Collection entries:
"""

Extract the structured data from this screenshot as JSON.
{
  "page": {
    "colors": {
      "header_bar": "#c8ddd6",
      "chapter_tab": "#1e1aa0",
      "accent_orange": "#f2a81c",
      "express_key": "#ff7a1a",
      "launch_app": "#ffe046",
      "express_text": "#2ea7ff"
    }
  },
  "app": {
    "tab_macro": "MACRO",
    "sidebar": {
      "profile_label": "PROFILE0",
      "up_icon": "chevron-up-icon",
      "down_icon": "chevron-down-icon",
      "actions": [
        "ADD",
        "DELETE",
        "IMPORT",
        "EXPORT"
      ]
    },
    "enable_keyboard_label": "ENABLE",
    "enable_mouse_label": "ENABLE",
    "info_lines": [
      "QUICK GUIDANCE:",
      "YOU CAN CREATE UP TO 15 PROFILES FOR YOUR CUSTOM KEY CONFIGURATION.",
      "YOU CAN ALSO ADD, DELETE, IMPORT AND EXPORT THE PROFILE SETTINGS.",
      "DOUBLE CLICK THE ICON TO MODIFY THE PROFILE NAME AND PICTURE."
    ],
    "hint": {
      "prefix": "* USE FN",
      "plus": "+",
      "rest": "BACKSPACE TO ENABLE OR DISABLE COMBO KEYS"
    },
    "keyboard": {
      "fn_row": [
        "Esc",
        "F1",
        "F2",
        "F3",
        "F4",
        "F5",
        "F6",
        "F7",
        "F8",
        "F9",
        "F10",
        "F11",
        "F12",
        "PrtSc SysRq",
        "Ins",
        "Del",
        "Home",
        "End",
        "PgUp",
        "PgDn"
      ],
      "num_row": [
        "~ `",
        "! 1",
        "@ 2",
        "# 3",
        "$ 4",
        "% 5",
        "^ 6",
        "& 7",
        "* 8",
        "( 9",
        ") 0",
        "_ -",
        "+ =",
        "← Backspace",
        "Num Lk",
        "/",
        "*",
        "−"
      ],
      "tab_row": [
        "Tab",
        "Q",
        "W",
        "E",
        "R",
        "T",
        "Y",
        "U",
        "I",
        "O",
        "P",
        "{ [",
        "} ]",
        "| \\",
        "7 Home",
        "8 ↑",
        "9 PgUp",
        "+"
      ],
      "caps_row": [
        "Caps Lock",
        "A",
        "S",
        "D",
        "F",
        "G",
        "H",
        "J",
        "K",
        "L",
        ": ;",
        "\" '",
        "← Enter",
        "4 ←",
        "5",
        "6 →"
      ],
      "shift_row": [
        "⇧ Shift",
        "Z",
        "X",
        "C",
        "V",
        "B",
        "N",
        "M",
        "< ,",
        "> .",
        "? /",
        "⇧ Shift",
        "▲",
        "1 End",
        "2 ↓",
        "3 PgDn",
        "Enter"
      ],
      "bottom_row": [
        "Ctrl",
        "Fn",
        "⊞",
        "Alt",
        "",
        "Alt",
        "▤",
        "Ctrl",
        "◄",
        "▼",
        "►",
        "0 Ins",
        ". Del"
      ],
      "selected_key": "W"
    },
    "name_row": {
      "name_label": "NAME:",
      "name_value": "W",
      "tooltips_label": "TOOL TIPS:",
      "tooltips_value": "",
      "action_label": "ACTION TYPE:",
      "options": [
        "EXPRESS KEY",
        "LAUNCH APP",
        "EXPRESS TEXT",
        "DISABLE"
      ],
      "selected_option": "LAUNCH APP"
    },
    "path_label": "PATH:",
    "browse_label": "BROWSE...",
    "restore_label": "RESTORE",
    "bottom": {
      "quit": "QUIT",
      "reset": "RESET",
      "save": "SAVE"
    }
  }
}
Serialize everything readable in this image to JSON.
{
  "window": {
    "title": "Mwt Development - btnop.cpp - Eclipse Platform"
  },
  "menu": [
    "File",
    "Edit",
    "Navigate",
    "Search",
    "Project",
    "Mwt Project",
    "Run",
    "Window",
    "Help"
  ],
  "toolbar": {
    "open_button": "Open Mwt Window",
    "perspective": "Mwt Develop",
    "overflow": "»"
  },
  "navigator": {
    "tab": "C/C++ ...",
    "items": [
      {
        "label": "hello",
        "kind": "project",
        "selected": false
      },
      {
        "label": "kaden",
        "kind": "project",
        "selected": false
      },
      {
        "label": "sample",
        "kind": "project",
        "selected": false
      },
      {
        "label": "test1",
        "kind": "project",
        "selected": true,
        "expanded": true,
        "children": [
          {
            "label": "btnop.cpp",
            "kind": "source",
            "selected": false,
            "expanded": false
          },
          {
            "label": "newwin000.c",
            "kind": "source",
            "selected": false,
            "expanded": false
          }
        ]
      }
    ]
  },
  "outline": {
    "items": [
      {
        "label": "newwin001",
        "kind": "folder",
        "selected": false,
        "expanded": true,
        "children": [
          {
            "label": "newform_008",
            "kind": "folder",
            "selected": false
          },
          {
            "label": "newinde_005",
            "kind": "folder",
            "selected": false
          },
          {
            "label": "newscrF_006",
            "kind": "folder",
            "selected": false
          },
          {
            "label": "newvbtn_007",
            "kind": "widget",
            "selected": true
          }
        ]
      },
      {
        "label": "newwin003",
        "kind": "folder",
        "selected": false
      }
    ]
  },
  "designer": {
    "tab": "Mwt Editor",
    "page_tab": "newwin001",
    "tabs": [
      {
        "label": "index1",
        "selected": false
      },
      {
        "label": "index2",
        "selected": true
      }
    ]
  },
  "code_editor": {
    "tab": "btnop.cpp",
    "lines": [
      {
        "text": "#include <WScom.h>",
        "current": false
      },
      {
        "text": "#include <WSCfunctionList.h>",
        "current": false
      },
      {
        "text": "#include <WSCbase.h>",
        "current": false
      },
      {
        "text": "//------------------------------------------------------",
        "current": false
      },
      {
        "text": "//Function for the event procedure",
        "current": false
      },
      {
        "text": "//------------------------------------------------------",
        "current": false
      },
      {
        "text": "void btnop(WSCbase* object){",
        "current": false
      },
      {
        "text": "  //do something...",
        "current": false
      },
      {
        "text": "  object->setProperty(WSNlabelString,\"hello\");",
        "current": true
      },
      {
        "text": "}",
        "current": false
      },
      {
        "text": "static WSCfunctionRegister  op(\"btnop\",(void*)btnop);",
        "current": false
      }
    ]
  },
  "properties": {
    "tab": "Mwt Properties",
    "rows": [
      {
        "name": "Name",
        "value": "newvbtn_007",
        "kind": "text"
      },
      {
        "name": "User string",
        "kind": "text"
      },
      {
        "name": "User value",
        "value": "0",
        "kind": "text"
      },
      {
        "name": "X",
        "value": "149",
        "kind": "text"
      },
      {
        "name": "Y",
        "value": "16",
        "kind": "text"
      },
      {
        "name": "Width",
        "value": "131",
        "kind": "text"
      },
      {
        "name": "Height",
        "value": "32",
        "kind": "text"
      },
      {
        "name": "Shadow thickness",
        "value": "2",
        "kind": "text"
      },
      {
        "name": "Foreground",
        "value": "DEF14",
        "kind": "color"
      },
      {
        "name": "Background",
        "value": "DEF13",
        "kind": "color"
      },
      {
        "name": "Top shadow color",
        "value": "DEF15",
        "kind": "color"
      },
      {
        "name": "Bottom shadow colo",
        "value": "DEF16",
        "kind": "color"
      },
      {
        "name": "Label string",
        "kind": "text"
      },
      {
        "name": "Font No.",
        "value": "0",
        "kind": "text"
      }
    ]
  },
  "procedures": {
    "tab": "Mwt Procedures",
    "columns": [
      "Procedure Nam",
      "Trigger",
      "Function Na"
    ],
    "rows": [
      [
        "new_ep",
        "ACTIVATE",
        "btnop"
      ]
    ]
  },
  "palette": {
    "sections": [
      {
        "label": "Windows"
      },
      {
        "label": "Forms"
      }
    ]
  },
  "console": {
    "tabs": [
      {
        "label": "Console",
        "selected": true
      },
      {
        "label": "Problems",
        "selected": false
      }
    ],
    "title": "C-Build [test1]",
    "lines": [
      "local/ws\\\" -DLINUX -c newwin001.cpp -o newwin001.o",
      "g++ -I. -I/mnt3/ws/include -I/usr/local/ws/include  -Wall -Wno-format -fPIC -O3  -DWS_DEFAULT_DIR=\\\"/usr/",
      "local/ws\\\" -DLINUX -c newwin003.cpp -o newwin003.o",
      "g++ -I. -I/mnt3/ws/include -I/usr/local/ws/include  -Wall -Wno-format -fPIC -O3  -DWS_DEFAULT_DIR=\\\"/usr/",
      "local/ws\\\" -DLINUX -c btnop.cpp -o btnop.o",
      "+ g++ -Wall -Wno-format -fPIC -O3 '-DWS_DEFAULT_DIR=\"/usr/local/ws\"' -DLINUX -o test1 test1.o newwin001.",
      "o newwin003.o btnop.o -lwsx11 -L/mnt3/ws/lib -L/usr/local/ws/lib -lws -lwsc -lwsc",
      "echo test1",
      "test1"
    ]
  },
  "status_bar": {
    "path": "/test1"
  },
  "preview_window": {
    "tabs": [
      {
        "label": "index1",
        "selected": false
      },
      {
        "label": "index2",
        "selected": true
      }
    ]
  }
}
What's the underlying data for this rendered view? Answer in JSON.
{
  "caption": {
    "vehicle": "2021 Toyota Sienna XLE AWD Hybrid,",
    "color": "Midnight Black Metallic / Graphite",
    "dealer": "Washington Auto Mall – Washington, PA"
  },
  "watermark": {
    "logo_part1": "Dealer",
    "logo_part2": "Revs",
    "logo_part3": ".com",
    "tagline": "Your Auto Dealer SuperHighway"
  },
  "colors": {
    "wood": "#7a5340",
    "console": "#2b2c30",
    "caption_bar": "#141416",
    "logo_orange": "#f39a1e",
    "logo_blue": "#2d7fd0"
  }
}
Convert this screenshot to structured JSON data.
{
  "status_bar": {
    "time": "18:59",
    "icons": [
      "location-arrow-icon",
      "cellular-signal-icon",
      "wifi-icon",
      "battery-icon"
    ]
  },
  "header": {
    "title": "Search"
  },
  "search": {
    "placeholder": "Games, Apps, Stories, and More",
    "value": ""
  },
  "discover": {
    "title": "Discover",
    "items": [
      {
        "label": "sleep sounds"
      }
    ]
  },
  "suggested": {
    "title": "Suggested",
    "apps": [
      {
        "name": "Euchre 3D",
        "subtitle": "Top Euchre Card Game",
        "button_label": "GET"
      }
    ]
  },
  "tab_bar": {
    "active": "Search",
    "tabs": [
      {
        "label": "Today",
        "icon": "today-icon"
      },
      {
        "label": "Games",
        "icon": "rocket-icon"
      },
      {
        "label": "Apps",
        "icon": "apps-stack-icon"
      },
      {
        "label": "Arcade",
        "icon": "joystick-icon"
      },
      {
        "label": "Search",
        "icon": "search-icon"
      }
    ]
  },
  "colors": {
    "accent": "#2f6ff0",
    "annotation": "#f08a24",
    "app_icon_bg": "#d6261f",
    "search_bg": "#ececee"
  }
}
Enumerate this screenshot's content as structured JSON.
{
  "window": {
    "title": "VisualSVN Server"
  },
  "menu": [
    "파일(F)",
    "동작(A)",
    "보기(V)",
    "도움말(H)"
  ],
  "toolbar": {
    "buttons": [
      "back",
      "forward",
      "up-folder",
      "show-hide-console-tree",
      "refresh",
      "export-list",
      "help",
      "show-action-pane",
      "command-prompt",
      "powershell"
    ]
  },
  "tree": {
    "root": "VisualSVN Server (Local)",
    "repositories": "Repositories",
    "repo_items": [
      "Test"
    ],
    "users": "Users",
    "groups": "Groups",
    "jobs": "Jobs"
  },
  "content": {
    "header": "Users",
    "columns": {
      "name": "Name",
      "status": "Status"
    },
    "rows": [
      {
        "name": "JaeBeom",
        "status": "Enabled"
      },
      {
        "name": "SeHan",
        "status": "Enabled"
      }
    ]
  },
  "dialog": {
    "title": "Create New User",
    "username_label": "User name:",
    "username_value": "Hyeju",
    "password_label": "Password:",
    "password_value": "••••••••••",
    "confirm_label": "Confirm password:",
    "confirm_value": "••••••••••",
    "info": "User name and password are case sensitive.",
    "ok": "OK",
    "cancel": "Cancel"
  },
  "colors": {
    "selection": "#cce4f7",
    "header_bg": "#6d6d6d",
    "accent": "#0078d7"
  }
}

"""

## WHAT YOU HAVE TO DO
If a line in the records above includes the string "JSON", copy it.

## REPLY
Extract the structured data from this screenshot as JSON.
Serialize everything readable in this image to JSON.
What's the underlying data for this rendered view? Answer in JSON.
Convert this screenshot to structured JSON data.
Enumerate this screenshot's content as structured JSON.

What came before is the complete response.